What you need to do: An exact copy of all the data is needed, with every picture left out.

Source material:

* * * * * * *

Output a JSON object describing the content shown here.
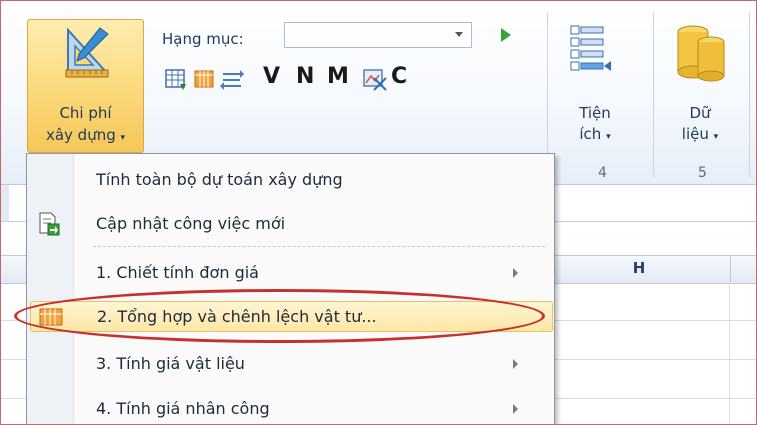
{
  "ribbon": {
    "chi_phi": {
      "label_line1": "Chi phí",
      "label_line2": "xây dựng",
      "caret": "▾",
      "icon": "triangle-ruler-pencil-icon"
    },
    "hang_muc": {
      "label": "Hạng mục:",
      "value": ""
    },
    "toolbar_letters": [
      "V",
      "N",
      "M",
      "C"
    ],
    "tien_ich": {
      "label_line1": "Tiện",
      "label_line2": "ích",
      "caret": "▾",
      "group": "4",
      "icon": "list-tool-icon"
    },
    "du_lieu": {
      "label_line1": "Dữ",
      "label_line2": "liệu",
      "caret": "▾",
      "group": "5",
      "icon": "database-icon"
    }
  },
  "sheet": {
    "column_header": "H"
  },
  "menu": {
    "items": [
      {
        "label": "Tính toàn bộ dự toán xây dựng",
        "submenu": false
      },
      {
        "label": "Cập nhật công việc mới",
        "submenu": false,
        "icon": "update-document-icon"
      },
      {
        "label": "1. Chiết tính đơn giá",
        "submenu": true
      },
      {
        "label": "2. Tổng hợp và chênh lệch vật tư...",
        "submenu": false,
        "highlighted": true,
        "icon": "table-icon"
      },
      {
        "label": "3. Tính giá vật liệu",
        "submenu": true
      },
      {
        "label": "4. Tính giá nhân công",
        "submenu": true
      }
    ]
  },
  "colors": {
    "highlight_ring": "#c8302c",
    "button_active": "#fbd979",
    "ribbon_text": "#1e395b"
  }
}
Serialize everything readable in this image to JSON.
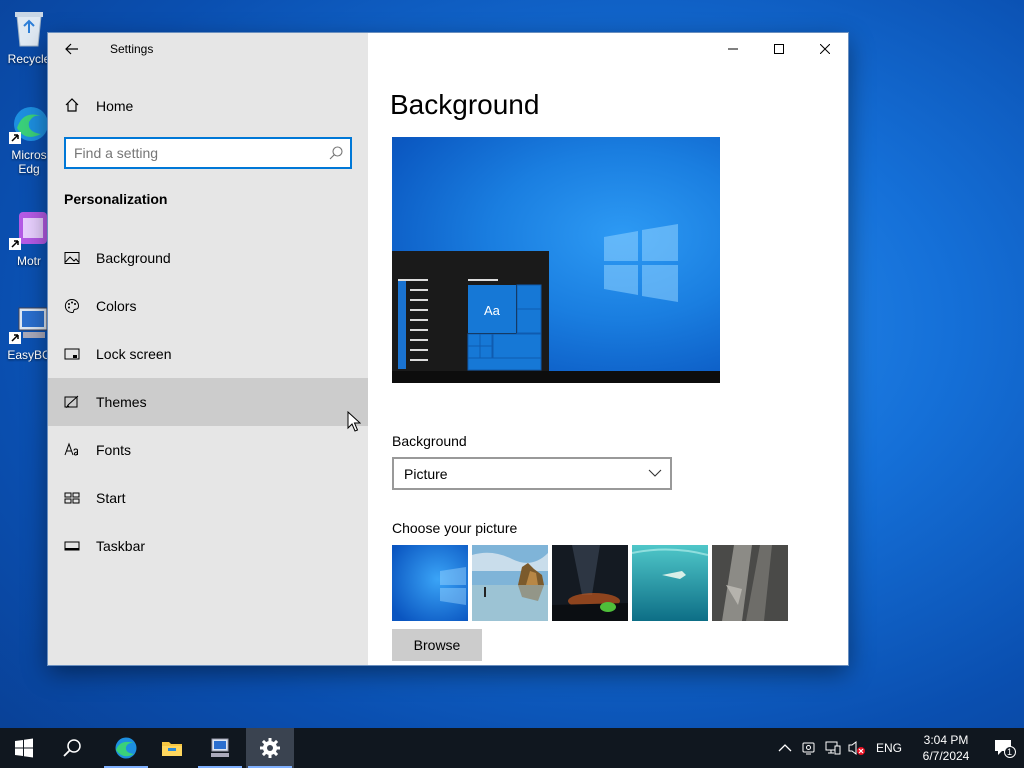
{
  "desktop": {
    "icons": [
      {
        "label": "Recycle",
        "icon": "recycle-bin-icon"
      },
      {
        "label": "Micros\nEdg",
        "label_lines": [
          "Micros",
          "Edg"
        ],
        "icon": "edge-icon"
      },
      {
        "label": "Motr",
        "icon": "app-icon"
      },
      {
        "label": "EasyBC",
        "icon": "easybcd-icon"
      }
    ]
  },
  "window": {
    "title": "Settings",
    "home_label": "Home",
    "search_placeholder": "Find a setting",
    "section": "Personalization",
    "nav": [
      {
        "label": "Background",
        "icon": "picture-icon"
      },
      {
        "label": "Colors",
        "icon": "palette-icon"
      },
      {
        "label": "Lock screen",
        "icon": "lock-screen-icon"
      },
      {
        "label": "Themes",
        "icon": "themes-icon",
        "active": true
      },
      {
        "label": "Fonts",
        "icon": "fonts-icon"
      },
      {
        "label": "Start",
        "icon": "start-icon"
      },
      {
        "label": "Taskbar",
        "icon": "taskbar-icon"
      }
    ]
  },
  "content": {
    "page_title": "Background",
    "preview_tile_text": "Aa",
    "background_label": "Background",
    "background_value": "Picture",
    "choose_label": "Choose your picture",
    "browse_label": "Browse"
  },
  "taskbar": {
    "language": "ENG",
    "time": "3:04 PM",
    "date": "6/7/2024",
    "notification_count": "1"
  },
  "colors": {
    "accent": "#0078d7",
    "sidebar": "#e6e6e6",
    "selected": "#cccccc",
    "taskbar": "#10171f"
  }
}
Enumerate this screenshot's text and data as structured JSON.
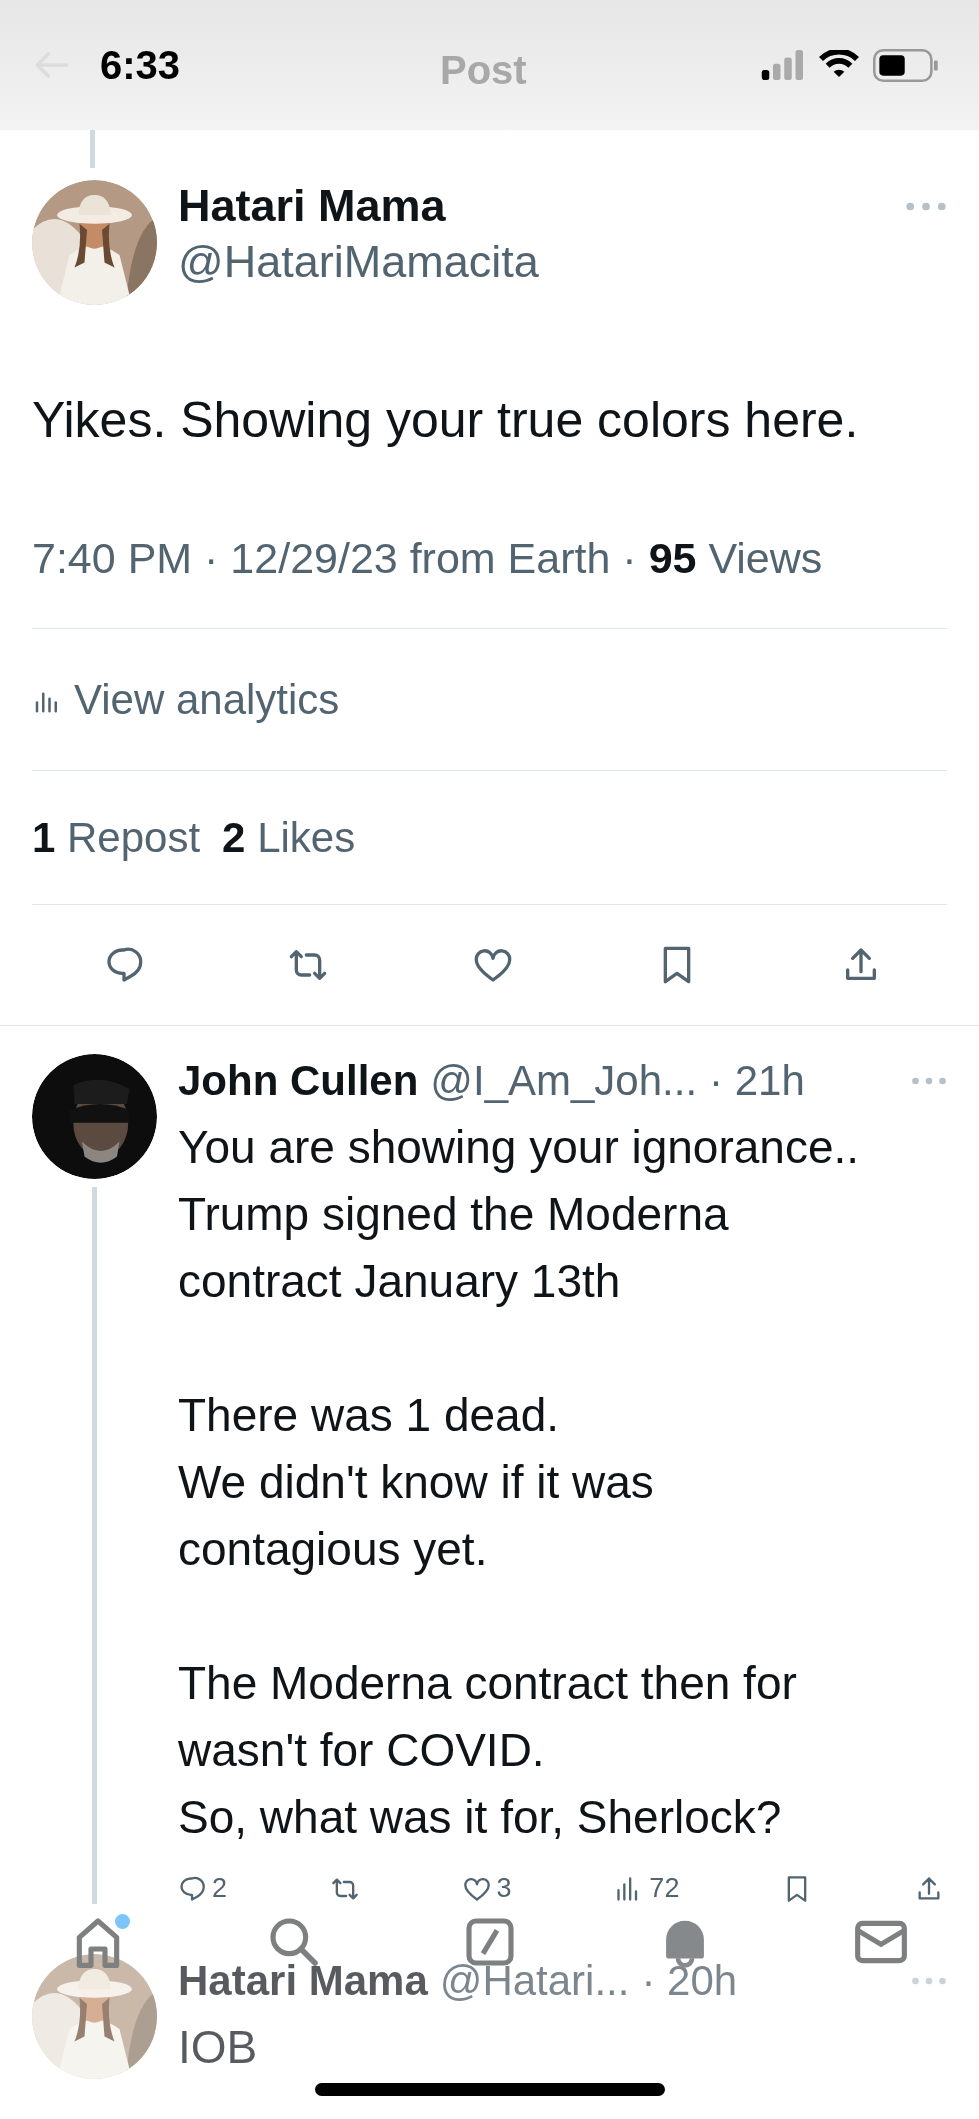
{
  "status_bar": {
    "time": "6:33"
  },
  "header": {
    "title": "Post"
  },
  "tweet": {
    "author": {
      "name": "Hatari Mama",
      "handle": "@HatariMamacita"
    },
    "text": "Yikes. Showing your true colors here.",
    "meta": "7:40 PM · 12/29/23 from Earth · **95** Views",
    "analytics": "View analytics",
    "stats": [
      {
        "count": "1",
        "label": "Repost"
      },
      {
        "count": "2",
        "label": "Likes"
      }
    ]
  },
  "replies": [
    {
      "name": "John Cullen",
      "handle": "@I_Am_Joh...",
      "age": "· 21h",
      "text": "You are showing your ignorance..\nTrump signed the Moderna contract January 13th\n\nThere was 1 dead.\nWe didn't know if it was contagious yet.\n\nThe Moderna contract then for wasn't for COVID.\nSo, what was it for, Sherlock?",
      "actions": {
        "replies": "2",
        "likes": "3",
        "views": "72"
      }
    },
    {
      "name": "Hatari Mama",
      "handle": "@Hatari...",
      "age": "· 20h",
      "text": "IOB"
    }
  ],
  "tab_bar": {
    "items": [
      {
        "kind": "home",
        "selected": false,
        "badge": true
      },
      {
        "kind": "search",
        "selected": false,
        "badge": false
      },
      {
        "kind": "grok",
        "selected": false,
        "badge": false
      },
      {
        "kind": "notifications",
        "selected": true,
        "badge": false
      },
      {
        "kind": "messages",
        "selected": false,
        "badge": false
      }
    ]
  }
}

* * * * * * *

Finished task:
Output a JSON object describing the content shown here.
{
  "ribbon": {
    "chi_phi": {
      "label_line1": "Chi phí",
      "label_line2": "xây dựng",
      "caret": "▾",
      "icon": "triangle-ruler-pencil-icon"
    },
    "hang_muc": {
      "label": "Hạng mục:",
      "value": ""
    },
    "toolbar_letters": [
      "V",
      "N",
      "M",
      "C"
    ],
    "tien_ich": {
      "label_line1": "Tiện",
      "label_line2": "ích",
      "caret": "▾",
      "group": "4",
      "icon": "list-tool-icon"
    },
    "du_lieu": {
      "label_line1": "Dữ",
      "label_line2": "liệu",
      "caret": "▾",
      "group": "5",
      "icon": "database-icon"
    }
  },
  "sheet": {
    "column_header": "H"
  },
  "menu": {
    "items": [
      {
        "label": "Tính toàn bộ dự toán xây dựng",
        "submenu": false
      },
      {
        "label": "Cập nhật công việc mới",
        "submenu": false,
        "icon": "update-document-icon"
      },
      {
        "label": "1. Chiết tính đơn giá",
        "submenu": true
      },
      {
        "label": "2. Tổng hợp và chênh lệch vật tư...",
        "submenu": false,
        "highlighted": true,
        "icon": "table-icon"
      },
      {
        "label": "3. Tính giá vật liệu",
        "submenu": true
      },
      {
        "label": "4. Tính giá nhân công",
        "submenu": true
      }
    ]
  },
  "colors": {
    "highlight_ring": "#c8302c",
    "button_active": "#fbd979",
    "ribbon_text": "#1e395b"
  }
}
Serialize everything readable in this image to JSON.
{
  "desktop": {
    "icons": [
      {
        "label": "Recycle",
        "icon": "recycle-bin-icon"
      },
      {
        "label": "Micros\nEdg",
        "label_lines": [
          "Micros",
          "Edg"
        ],
        "icon": "edge-icon"
      },
      {
        "label": "Motr",
        "icon": "app-icon"
      },
      {
        "label": "EasyBC",
        "icon": "easybcd-icon"
      }
    ]
  },
  "window": {
    "title": "Settings",
    "home_label": "Home",
    "search_placeholder": "Find a setting",
    "section": "Personalization",
    "nav": [
      {
        "label": "Background",
        "icon": "picture-icon"
      },
      {
        "label": "Colors",
        "icon": "palette-icon"
      },
      {
        "label": "Lock screen",
        "icon": "lock-screen-icon"
      },
      {
        "label": "Themes",
        "icon": "themes-icon",
        "active": true
      },
      {
        "label": "Fonts",
        "icon": "fonts-icon"
      },
      {
        "label": "Start",
        "icon": "start-icon"
      },
      {
        "label": "Taskbar",
        "icon": "taskbar-icon"
      }
    ]
  },
  "content": {
    "page_title": "Background",
    "preview_tile_text": "Aa",
    "background_label": "Background",
    "background_value": "Picture",
    "choose_label": "Choose your picture",
    "browse_label": "Browse"
  },
  "taskbar": {
    "language": "ENG",
    "time": "3:04 PM",
    "date": "6/7/2024",
    "notification_count": "1"
  },
  "colors": {
    "accent": "#0078d7",
    "sidebar": "#e6e6e6",
    "selected": "#cccccc",
    "taskbar": "#10171f"
  }
}
Enumerate this screenshot's text and data as structured JSON.
{
  "status_bar": {
    "time": "6:33"
  },
  "header": {
    "title": "Post"
  },
  "tweet": {
    "author": {
      "name": "Hatari Mama",
      "handle": "@HatariMamacita"
    },
    "text": "Yikes. Showing your true colors here.",
    "meta": "7:40 PM · 12/29/23 from Earth · **95** Views",
    "analytics": "View analytics",
    "stats": [
      {
        "count": "1",
        "label": "Repost"
      },
      {
        "count": "2",
        "label": "Likes"
      }
    ]
  },
  "replies": [
    {
      "name": "John Cullen",
      "handle": "@I_Am_Joh...",
      "age": "· 21h",
      "text": "You are showing your ignorance..\nTrump signed the Moderna contract January 13th\n\nThere was 1 dead.\nWe didn't know if it was contagious yet.\n\nThe Moderna contract then for wasn't for COVID.\nSo, what was it for, Sherlock?",
      "actions": {
        "replies": "2",
        "likes": "3",
        "views": "72"
      }
    },
    {
      "name": "Hatari Mama",
      "handle": "@Hatari...",
      "age": "· 20h",
      "text": "IOB"
    }
  ],
  "tab_bar": {
    "items": [
      {
        "kind": "home",
        "selected": false,
        "badge": true
      },
      {
        "kind": "search",
        "selected": false,
        "badge": false
      },
      {
        "kind": "grok",
        "selected": false,
        "badge": false
      },
      {
        "kind": "notifications",
        "selected": true,
        "badge": false
      },
      {
        "kind": "messages",
        "selected": false,
        "badge": false
      }
    ]
  }
}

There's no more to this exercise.